But would be a lot slower than the move from PowerPC.
Apple had worked on shifting OS X from PowerPC to Intel chips from the earliest days of the OS. Apple had a special ‘what if’ department working on what things they could and may have to do.
There will have been many reasons Apple shifted from the PowerPC but the main reason was mobile. Not tablets and phones, but laptops. They couldn’t make a G5 laptop. I remember being the proud owner of a G4 Aluminum 17 inch PowerBook and it’s only failing was a lack of pace in some regards. The problems came when the G5 processor was put in to a confined space it got hot. Really hot. I had a few PowerMac G5s in my time and when it came out, it was packing about 8 fans. When in test mode the tower sounded like it was going to take off.
When I started using the iMac G5s this issue was immediately noticeable. The large vent on the back would create a heat haze after a day’s full use. (Stopped people leaning on them right enough!) This issue of heat and power drain meant that Apple couldn’t chase the laptop market. Enter Intel. We got the first MacBook Pro 15 inch with an Intel Core Duo and the rest of the line followed thought the space of a year.
With the MacBook Air, Apple pushed the boundary of what was achievable in the laptop space and created something that became the new yard stick. Now, what ever exclusivity Apple had negotiated with Intel has come to an end and other manufacturers are farming out Ultrabooks in their best ‘not a MacBook Air’ disguises. Apple wont mind this, as now Bob Mansfield is back in the picture, the future of Apple’s ultra mobile offerings is looking in-house.

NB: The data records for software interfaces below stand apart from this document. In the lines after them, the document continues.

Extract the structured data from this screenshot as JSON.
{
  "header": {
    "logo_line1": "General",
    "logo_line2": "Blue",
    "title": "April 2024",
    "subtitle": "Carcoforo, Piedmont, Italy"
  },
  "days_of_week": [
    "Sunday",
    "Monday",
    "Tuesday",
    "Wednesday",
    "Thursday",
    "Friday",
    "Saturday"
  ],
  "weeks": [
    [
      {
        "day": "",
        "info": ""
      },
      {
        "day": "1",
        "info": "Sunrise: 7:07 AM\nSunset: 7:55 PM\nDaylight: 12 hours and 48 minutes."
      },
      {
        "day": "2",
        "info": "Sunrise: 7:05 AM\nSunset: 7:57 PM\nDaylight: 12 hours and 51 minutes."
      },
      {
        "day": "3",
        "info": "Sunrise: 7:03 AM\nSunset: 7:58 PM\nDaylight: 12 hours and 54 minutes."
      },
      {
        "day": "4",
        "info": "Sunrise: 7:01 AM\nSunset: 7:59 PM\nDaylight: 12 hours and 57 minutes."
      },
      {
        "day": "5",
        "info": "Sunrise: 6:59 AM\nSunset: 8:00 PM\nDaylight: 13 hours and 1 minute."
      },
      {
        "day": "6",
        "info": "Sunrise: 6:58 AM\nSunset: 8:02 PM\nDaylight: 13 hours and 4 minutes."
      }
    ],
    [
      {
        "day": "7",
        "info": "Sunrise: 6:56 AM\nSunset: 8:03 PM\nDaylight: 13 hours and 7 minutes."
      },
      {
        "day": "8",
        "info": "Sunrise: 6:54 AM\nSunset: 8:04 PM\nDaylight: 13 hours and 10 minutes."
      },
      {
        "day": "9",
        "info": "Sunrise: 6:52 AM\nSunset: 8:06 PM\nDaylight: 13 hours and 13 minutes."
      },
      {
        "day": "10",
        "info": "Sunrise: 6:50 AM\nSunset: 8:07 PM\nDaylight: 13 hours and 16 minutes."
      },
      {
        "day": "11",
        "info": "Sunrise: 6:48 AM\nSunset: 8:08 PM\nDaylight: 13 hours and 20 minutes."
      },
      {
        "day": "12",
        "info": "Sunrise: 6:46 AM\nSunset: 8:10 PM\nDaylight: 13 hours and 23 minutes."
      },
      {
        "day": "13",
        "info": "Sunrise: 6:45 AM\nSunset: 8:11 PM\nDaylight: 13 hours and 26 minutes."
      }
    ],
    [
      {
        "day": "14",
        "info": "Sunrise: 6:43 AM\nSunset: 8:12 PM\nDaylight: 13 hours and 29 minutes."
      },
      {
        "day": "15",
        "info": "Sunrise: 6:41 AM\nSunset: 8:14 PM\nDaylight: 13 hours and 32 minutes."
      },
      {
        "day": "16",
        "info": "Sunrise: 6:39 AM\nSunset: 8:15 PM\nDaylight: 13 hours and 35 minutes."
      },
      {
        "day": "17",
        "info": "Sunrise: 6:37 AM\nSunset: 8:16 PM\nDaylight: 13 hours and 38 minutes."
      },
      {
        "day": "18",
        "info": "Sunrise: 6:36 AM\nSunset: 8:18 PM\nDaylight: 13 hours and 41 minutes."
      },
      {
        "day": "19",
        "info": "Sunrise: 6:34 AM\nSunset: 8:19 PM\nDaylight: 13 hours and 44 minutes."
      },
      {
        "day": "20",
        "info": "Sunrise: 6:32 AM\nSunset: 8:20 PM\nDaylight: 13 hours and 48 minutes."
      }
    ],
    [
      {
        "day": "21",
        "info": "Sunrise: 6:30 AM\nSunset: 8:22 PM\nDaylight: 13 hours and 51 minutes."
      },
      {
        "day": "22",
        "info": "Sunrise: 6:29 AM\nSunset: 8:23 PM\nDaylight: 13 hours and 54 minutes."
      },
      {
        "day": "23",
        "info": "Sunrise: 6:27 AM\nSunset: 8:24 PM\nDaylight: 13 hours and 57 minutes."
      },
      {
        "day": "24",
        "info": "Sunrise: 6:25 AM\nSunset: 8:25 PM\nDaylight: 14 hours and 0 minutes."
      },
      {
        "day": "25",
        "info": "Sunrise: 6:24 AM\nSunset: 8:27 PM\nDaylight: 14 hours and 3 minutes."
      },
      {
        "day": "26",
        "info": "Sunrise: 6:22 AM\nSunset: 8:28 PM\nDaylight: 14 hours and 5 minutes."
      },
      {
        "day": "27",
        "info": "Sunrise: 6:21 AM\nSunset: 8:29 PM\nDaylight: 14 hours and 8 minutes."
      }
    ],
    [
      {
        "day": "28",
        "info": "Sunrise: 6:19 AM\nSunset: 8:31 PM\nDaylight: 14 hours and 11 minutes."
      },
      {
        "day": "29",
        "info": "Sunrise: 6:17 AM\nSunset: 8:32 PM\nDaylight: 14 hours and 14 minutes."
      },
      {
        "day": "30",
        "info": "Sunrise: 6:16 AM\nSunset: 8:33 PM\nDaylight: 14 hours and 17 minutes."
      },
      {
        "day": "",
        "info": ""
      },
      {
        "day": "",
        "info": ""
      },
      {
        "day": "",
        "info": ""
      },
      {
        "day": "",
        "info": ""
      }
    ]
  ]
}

There have been rumors (surprise, surprise!) of MacBook Air prototypes running with Apple A series processors in them. I can put a bit of stock in this, given that OS X runs on this hardware with little alteration. Given that it is a laptop all about being the pinnacle of ‘what a laptop can be’, power savings from more efficient chips would allow for high density graphics (there’s a chip for that in every 3rd and 4th gen iPad) and battery life that could stretch for days, not hours.
ARM recently announced a 64-bit architecture. This will allow for copious amounts of RAM, as the prices of that memory is falling in price and growing in efficiency. After all things considered, there is one more thing to think about.
For the last decade or so, the march of development has lead to multi core processors. Dual core, to Quad core becoming common place and high performance machines getting Hexa core and Oct core chips, some times in dual configuration. If Apple were to have a tighter control over the price per core, they could build desktop machines with 32, 64 hell 128 cores. OS X could take it and speeds would be eminence. Now that is conjecture, but I’d love to be right on that one!